─── Data provided

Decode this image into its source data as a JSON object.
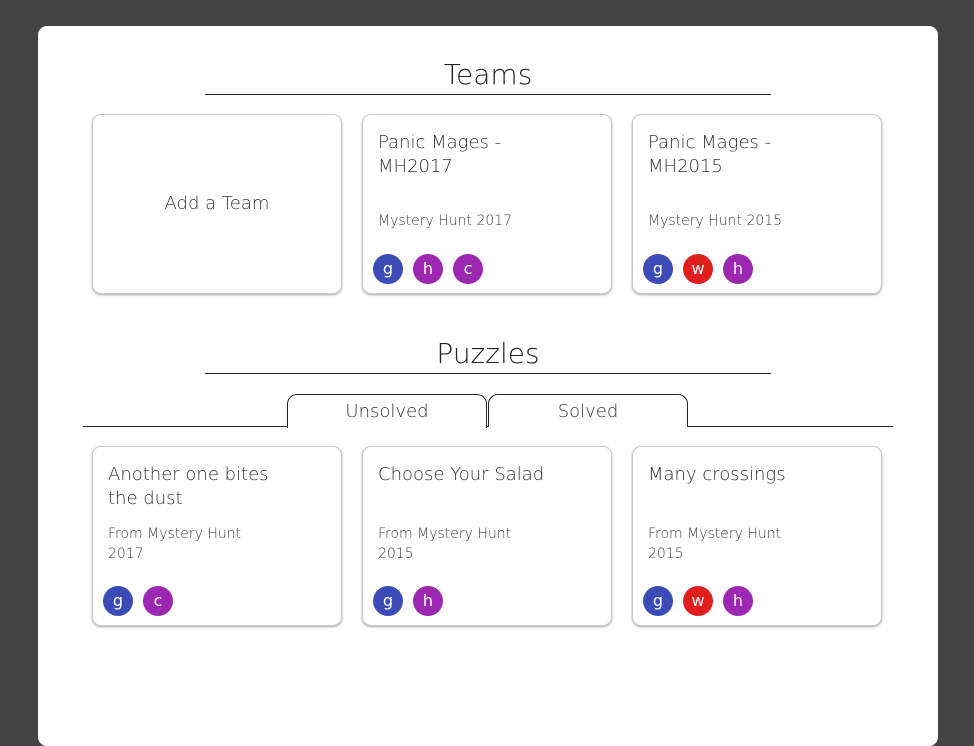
{
  "teams_section": {
    "title": "Teams",
    "add_label": "Add a Team",
    "teams": [
      {
        "name": "Panic Mages - MH2017",
        "hunt": "Mystery Hunt 2017",
        "members": [
          {
            "letter": "g",
            "color": "#3b4cb8"
          },
          {
            "letter": "h",
            "color": "#9c27b0"
          },
          {
            "letter": "c",
            "color": "#9c27b0"
          }
        ]
      },
      {
        "name": "Panic Mages - MH2015",
        "hunt": "Mystery Hunt 2015",
        "members": [
          {
            "letter": "g",
            "color": "#3b4cb8"
          },
          {
            "letter": "w",
            "color": "#e01e1e"
          },
          {
            "letter": "h",
            "color": "#9c27b0"
          }
        ]
      }
    ]
  },
  "puzzles_section": {
    "title": "Puzzles",
    "tabs": [
      {
        "label": "Unsolved",
        "active": true
      },
      {
        "label": "Solved",
        "active": false
      }
    ],
    "puzzles": [
      {
        "name": "Another one bites the dust",
        "source": "From Mystery Hunt 2017",
        "members": [
          {
            "letter": "g",
            "color": "#3b4cb8"
          },
          {
            "letter": "c",
            "color": "#9c27b0"
          }
        ]
      },
      {
        "name": "Choose Your Salad",
        "source": "From Mystery Hunt 2015",
        "members": [
          {
            "letter": "g",
            "color": "#3b4cb8"
          },
          {
            "letter": "h",
            "color": "#9c27b0"
          }
        ]
      },
      {
        "name": "Many crossings",
        "source": "From Mystery Hunt 2015",
        "members": [
          {
            "letter": "g",
            "color": "#3b4cb8"
          },
          {
            "letter": "w",
            "color": "#e01e1e"
          },
          {
            "letter": "h",
            "color": "#9c27b0"
          }
        ]
      }
    ]
  }
}
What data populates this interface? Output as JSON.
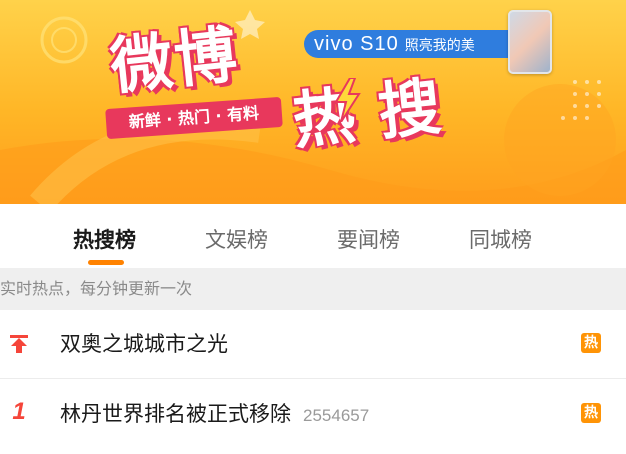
{
  "banner": {
    "title_line1": "微博",
    "title_line2": "热搜",
    "slogan": "新鲜 · 热门 · 有料",
    "ad_brand": "vivo S10",
    "ad_slogan": "照亮我的美",
    "phone_icon": "phone-icon",
    "bolt_icon": "lightning-icon"
  },
  "tabs": [
    {
      "label": "热搜榜",
      "active": true
    },
    {
      "label": "文娱榜",
      "active": false
    },
    {
      "label": "要闻榜",
      "active": false
    },
    {
      "label": "同城榜",
      "active": false
    }
  ],
  "info_text": "实时热点，每分钟更新一次",
  "list": [
    {
      "rank_icon": "pin-top-icon",
      "rank": "",
      "title": "双奥之城城市之光",
      "count": "",
      "badge": "热"
    },
    {
      "rank_icon": "",
      "rank": "1",
      "title": "林丹世界排名被正式移除",
      "count": "2554657",
      "badge": "热"
    }
  ],
  "colors": {
    "accent": "#ff8200",
    "rank_red": "#f5453a",
    "badge_orange": "#ff9406",
    "banner_pink": "#e8385c",
    "ad_blue": "#2f7dde"
  }
}
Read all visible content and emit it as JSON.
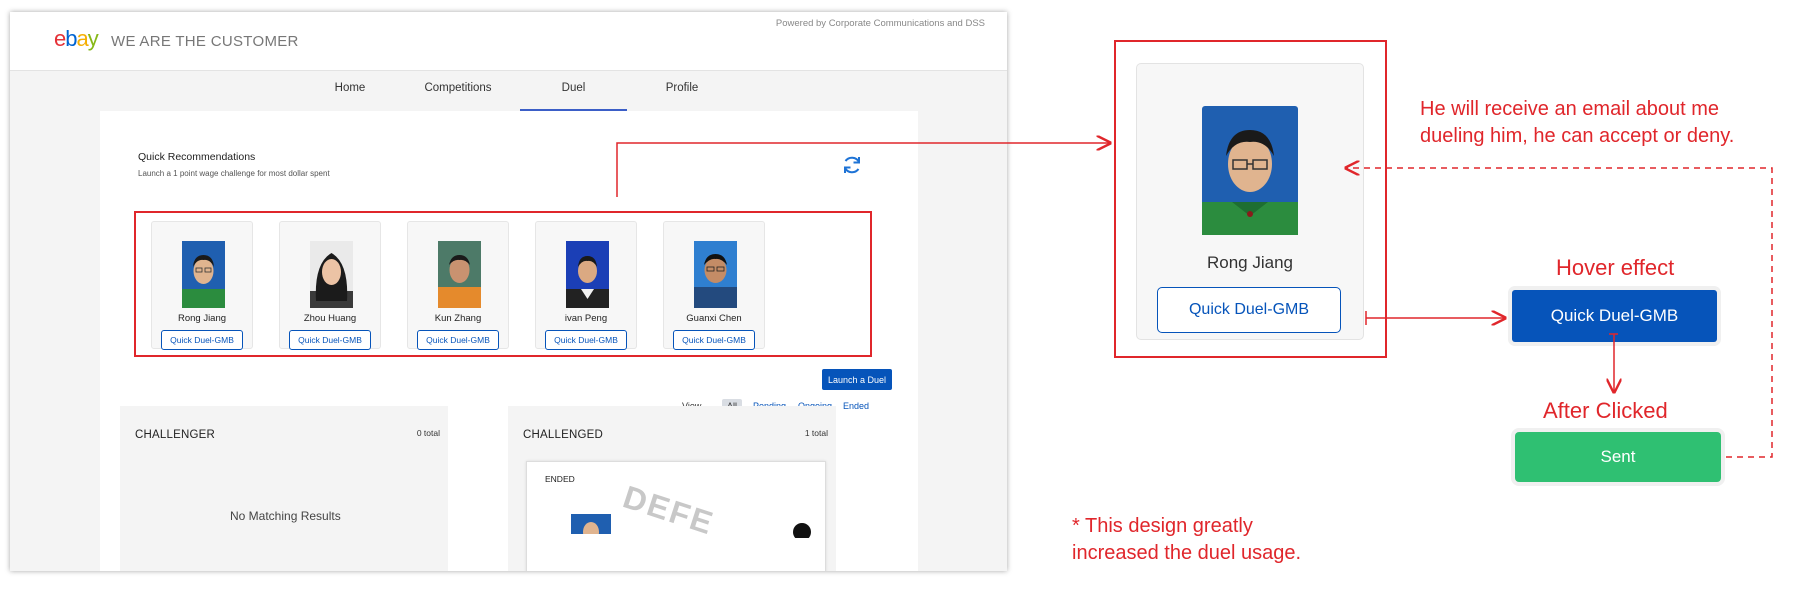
{
  "header": {
    "logo": {
      "e": "e",
      "b": "b",
      "a": "a",
      "y": "y"
    },
    "tagline": "WE ARE THE CUSTOMER",
    "powered_by": "Powered by Corporate Communications and DSS"
  },
  "nav": {
    "items": [
      {
        "label": "Home"
      },
      {
        "label": "Competitions"
      },
      {
        "label": "Duel"
      },
      {
        "label": "Profile"
      }
    ],
    "active": "Duel"
  },
  "quick": {
    "title": "Quick Recommendations",
    "subtitle": "Launch a 1 point wage challenge for most dollar spent",
    "refresh_icon": "refresh-icon",
    "cards": [
      {
        "name": "Rong Jiang",
        "button": "Quick Duel-GMB"
      },
      {
        "name": "Zhou Huang",
        "button": "Quick Duel-GMB"
      },
      {
        "name": "Kun Zhang",
        "button": "Quick Duel-GMB"
      },
      {
        "name": "ivan Peng",
        "button": "Quick Duel-GMB"
      },
      {
        "name": "Guanxi Chen",
        "button": "Quick Duel-GMB"
      }
    ]
  },
  "launch_button": "Launch a Duel",
  "view_by": {
    "label": "View by:",
    "options": [
      "All",
      "Pending",
      "Ongoing",
      "Ended"
    ],
    "selected": "All"
  },
  "panels": {
    "challenger": {
      "title": "CHALLENGER",
      "total": "0 total",
      "empty": "No Matching Results"
    },
    "challenged": {
      "title": "CHALLENGED",
      "total": "1 total",
      "card_status": "ENDED",
      "stamp": "DEFE"
    }
  },
  "annotation": {
    "zoom_name": "Rong Jiang",
    "zoom_button": "Quick Duel-GMB",
    "email_note_line1": "He will receive an email about me",
    "email_note_line2": "dueling him, he can accept or deny.",
    "hover_label": "Hover effect",
    "hover_button": "Quick Duel-GMB",
    "after_label": "After Clicked",
    "sent_button": "Sent",
    "footnote_line1": "* This design greatly",
    "footnote_line2": "increased the duel usage."
  },
  "colors": {
    "brand_blue": "#0654ba",
    "annotation_red": "#e0262b",
    "sent_green": "#2fc072",
    "ebay_red": "#e53238",
    "ebay_blue": "#0064d2",
    "ebay_yellow": "#f5af02",
    "ebay_green": "#86b817"
  }
}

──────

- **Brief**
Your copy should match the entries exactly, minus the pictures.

- **Completed task**
Decode this image into its source data as a JSON object.
{
  "teams_section": {
    "title": "Teams",
    "add_label": "Add a Team",
    "teams": [
      {
        "name": "Panic Mages - MH2017",
        "hunt": "Mystery Hunt 2017",
        "members": [
          {
            "letter": "g",
            "color": "#3b4cb8"
          },
          {
            "letter": "h",
            "color": "#9c27b0"
          },
          {
            "letter": "c",
            "color": "#9c27b0"
          }
        ]
      },
      {
        "name": "Panic Mages - MH2015",
        "hunt": "Mystery Hunt 2015",
        "members": [
          {
            "letter": "g",
            "color": "#3b4cb8"
          },
          {
            "letter": "w",
            "color": "#e01e1e"
          },
          {
            "letter": "h",
            "color": "#9c27b0"
          }
        ]
      }
    ]
  },
  "puzzles_section": {
    "title": "Puzzles",
    "tabs": [
      {
        "label": "Unsolved",
        "active": true
      },
      {
        "label": "Solved",
        "active": false
      }
    ],
    "puzzles": [
      {
        "name": "Another one bites the dust",
        "source": "From Mystery Hunt 2017",
        "members": [
          {
            "letter": "g",
            "color": "#3b4cb8"
          },
          {
            "letter": "c",
            "color": "#9c27b0"
          }
        ]
      },
      {
        "name": "Choose Your Salad",
        "source": "From Mystery Hunt 2015",
        "members": [
          {
            "letter": "g",
            "color": "#3b4cb8"
          },
          {
            "letter": "h",
            "color": "#9c27b0"
          }
        ]
      },
      {
        "name": "Many crossings",
        "source": "From Mystery Hunt 2015",
        "members": [
          {
            "letter": "g",
            "color": "#3b4cb8"
          },
          {
            "letter": "w",
            "color": "#e01e1e"
          },
          {
            "letter": "h",
            "color": "#9c27b0"
          }
        ]
      }
    ]
  }
}
What data populates this interface? Output as JSON.
{
  "banner": {
    "title_line1": "微博",
    "title_line2": "热搜",
    "slogan": "新鲜 · 热门 · 有料",
    "ad_brand": "vivo S10",
    "ad_slogan": "照亮我的美",
    "phone_icon": "phone-icon",
    "bolt_icon": "lightning-icon"
  },
  "tabs": [
    {
      "label": "热搜榜",
      "active": true
    },
    {
      "label": "文娱榜",
      "active": false
    },
    {
      "label": "要闻榜",
      "active": false
    },
    {
      "label": "同城榜",
      "active": false
    }
  ],
  "info_text": "实时热点，每分钟更新一次",
  "list": [
    {
      "rank_icon": "pin-top-icon",
      "rank": "",
      "title": "双奥之城城市之光",
      "count": "",
      "badge": "热"
    },
    {
      "rank_icon": "",
      "rank": "1",
      "title": "林丹世界排名被正式移除",
      "count": "2554657",
      "badge": "热"
    }
  ],
  "colors": {
    "accent": "#ff8200",
    "rank_red": "#f5453a",
    "badge_orange": "#ff9406",
    "banner_pink": "#e8385c",
    "ad_blue": "#2f7dde"
  }
}
Read all visible content and emit it as JSON.
{
  "header": {
    "logo": {
      "e": "e",
      "b": "b",
      "a": "a",
      "y": "y"
    },
    "tagline": "WE ARE THE CUSTOMER",
    "powered_by": "Powered by Corporate Communications and DSS"
  },
  "nav": {
    "items": [
      {
        "label": "Home"
      },
      {
        "label": "Competitions"
      },
      {
        "label": "Duel"
      },
      {
        "label": "Profile"
      }
    ],
    "active": "Duel"
  },
  "quick": {
    "title": "Quick Recommendations",
    "subtitle": "Launch a 1 point wage challenge for most dollar spent",
    "refresh_icon": "refresh-icon",
    "cards": [
      {
        "name": "Rong Jiang",
        "button": "Quick Duel-GMB"
      },
      {
        "name": "Zhou Huang",
        "button": "Quick Duel-GMB"
      },
      {
        "name": "Kun Zhang",
        "button": "Quick Duel-GMB"
      },
      {
        "name": "ivan Peng",
        "button": "Quick Duel-GMB"
      },
      {
        "name": "Guanxi Chen",
        "button": "Quick Duel-GMB"
      }
    ]
  },
  "launch_button": "Launch a Duel",
  "view_by": {
    "label": "View by:",
    "options": [
      "All",
      "Pending",
      "Ongoing",
      "Ended"
    ],
    "selected": "All"
  },
  "panels": {
    "challenger": {
      "title": "CHALLENGER",
      "total": "0 total",
      "empty": "No Matching Results"
    },
    "challenged": {
      "title": "CHALLENGED",
      "total": "1 total",
      "card_status": "ENDED",
      "stamp": "DEFE"
    }
  },
  "annotation": {
    "zoom_name": "Rong Jiang",
    "zoom_button": "Quick Duel-GMB",
    "email_note_line1": "He will receive an email about me",
    "email_note_line2": "dueling him, he can accept or deny.",
    "hover_label": "Hover effect",
    "hover_button": "Quick Duel-GMB",
    "after_label": "After Clicked",
    "sent_button": "Sent",
    "footnote_line1": "* This design greatly",
    "footnote_line2": "increased the duel usage."
  },
  "colors": {
    "brand_blue": "#0654ba",
    "annotation_red": "#e0262b",
    "sent_green": "#2fc072",
    "ebay_red": "#e53238",
    "ebay_blue": "#0064d2",
    "ebay_yellow": "#f5af02",
    "ebay_green": "#86b817"
  }
}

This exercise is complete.